This process works best when the team member(s) themselves institutes the process. For example, our former CTO Jeff Pollard came to me in 2008 and said he didn’t believe his abilities were up to leading the engineering group given the challenges we faced. That action impressed me tremendously and I’ve brought it up with high praise for Jeff ever since. He’s an amazing guy who made a hard choice to step down from his role and bring in outside help. It was a tough period, but an outstanding illustration of how this process can go well.

The topgrading exercise is much harder when the team member(s) don’t see and feel the need, and in fact, I’d argue that if they don’t, there should be more conversations and trials of the existing group (perhaps in innovative ways). The very last thing a manager should do is to force a new person into a hostile environment that won’t embrace them. It’s a recipe for disaster.

At the most recent SEOmoz allhands meeting, I noted that topgrading would become a priority for us over the next 6 months. It’s already beginning with a number of new folks on engineering, product, marketing and in some strategic areas as well (e.g. Peter Bray from Followerwonk leading some social product strategy on Adam’s team). As this process roles out, I’m sure we’ll have some tough, emotional meetings. A few things will make those go easier I hope:

  • Buy-in from the teams and individuals affected, or in some cases, demand directly from them (my favorite!)
  • Very few cases where we need to give senior titles/roles to new talent on the team
  • Knowledge from existing team members that topgrading is in their best interests from both a growth/learning perspective and a financial one (stock option grants always start larger for earlier employees and get smaller over time, and strike prices go up, too, hence earlier folks have great monetary reasons to want the company to succeed in addition to all the other ones)
  • A culture of humility and empathy from all sides – execs, managers and individual contributors
  • Natural excitement when new people who can make us better join the team (at some point, I’ll try to share a few allstaff email threads about people joining the company – they’re super fun and often inspiring)

Topgrading isn’t always the right thing to do, but resistance to it based on ego/emotion is certainly worse.

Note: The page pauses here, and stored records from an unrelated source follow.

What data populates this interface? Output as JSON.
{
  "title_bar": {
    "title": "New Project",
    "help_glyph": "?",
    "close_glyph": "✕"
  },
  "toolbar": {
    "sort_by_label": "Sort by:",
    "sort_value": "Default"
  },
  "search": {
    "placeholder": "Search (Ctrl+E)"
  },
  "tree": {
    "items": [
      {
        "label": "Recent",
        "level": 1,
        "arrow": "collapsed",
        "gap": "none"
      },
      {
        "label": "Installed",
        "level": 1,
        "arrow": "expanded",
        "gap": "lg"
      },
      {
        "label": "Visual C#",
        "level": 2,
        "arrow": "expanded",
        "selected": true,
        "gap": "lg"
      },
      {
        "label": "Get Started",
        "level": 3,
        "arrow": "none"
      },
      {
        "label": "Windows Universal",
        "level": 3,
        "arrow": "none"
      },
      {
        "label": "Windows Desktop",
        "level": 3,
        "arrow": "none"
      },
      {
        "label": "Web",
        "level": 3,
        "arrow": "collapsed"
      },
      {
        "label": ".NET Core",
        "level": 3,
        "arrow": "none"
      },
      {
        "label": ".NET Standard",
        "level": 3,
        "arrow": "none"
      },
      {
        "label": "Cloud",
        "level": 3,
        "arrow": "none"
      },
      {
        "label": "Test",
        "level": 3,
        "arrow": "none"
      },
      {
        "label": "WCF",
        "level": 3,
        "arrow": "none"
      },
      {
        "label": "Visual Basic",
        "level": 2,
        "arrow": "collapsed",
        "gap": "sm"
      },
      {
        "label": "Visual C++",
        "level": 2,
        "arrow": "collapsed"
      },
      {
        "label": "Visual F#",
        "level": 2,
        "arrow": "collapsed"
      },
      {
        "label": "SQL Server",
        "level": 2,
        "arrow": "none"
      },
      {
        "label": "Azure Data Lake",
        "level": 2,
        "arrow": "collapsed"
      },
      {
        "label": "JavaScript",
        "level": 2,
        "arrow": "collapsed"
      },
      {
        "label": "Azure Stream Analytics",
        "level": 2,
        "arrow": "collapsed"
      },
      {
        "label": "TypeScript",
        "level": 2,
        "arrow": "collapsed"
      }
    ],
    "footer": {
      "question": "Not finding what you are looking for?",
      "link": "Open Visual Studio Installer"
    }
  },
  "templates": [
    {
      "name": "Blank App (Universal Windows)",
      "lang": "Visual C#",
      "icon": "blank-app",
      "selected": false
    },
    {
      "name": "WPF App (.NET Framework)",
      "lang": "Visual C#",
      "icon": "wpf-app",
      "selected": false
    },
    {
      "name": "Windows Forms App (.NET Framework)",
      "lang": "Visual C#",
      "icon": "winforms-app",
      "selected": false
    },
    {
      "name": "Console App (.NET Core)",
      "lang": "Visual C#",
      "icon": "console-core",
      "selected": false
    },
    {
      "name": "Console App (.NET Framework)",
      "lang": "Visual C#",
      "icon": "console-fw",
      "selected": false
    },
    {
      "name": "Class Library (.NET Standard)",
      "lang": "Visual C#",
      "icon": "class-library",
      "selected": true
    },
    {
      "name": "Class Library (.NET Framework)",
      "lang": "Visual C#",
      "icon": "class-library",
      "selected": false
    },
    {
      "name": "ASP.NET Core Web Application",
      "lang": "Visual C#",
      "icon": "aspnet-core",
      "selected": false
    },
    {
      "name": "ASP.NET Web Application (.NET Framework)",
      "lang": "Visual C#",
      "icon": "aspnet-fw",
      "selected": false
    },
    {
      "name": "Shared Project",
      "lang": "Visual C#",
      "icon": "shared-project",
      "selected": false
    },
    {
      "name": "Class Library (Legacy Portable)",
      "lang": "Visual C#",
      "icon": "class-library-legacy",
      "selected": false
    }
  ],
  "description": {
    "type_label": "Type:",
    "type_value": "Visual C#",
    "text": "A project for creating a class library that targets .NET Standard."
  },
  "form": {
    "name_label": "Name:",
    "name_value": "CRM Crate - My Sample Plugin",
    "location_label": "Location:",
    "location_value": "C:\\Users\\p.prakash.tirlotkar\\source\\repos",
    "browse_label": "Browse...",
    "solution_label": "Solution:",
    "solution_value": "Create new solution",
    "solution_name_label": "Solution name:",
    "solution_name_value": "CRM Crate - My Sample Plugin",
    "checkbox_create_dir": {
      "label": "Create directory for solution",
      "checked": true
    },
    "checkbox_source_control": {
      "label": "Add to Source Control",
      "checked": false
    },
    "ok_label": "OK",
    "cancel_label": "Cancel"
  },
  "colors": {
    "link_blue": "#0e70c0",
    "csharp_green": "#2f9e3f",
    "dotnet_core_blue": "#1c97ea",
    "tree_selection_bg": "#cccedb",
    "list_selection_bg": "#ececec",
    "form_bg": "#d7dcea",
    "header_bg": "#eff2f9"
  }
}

I just hope that as we grow, we continue to remember the lessons of our past and embrace empathy and humility above all. If we do that, I think we’re going to build a team that will make all of us better.

p.s. Joe Kraus has a great post on Techcrunch this morning about topgrading the CEO role specifically.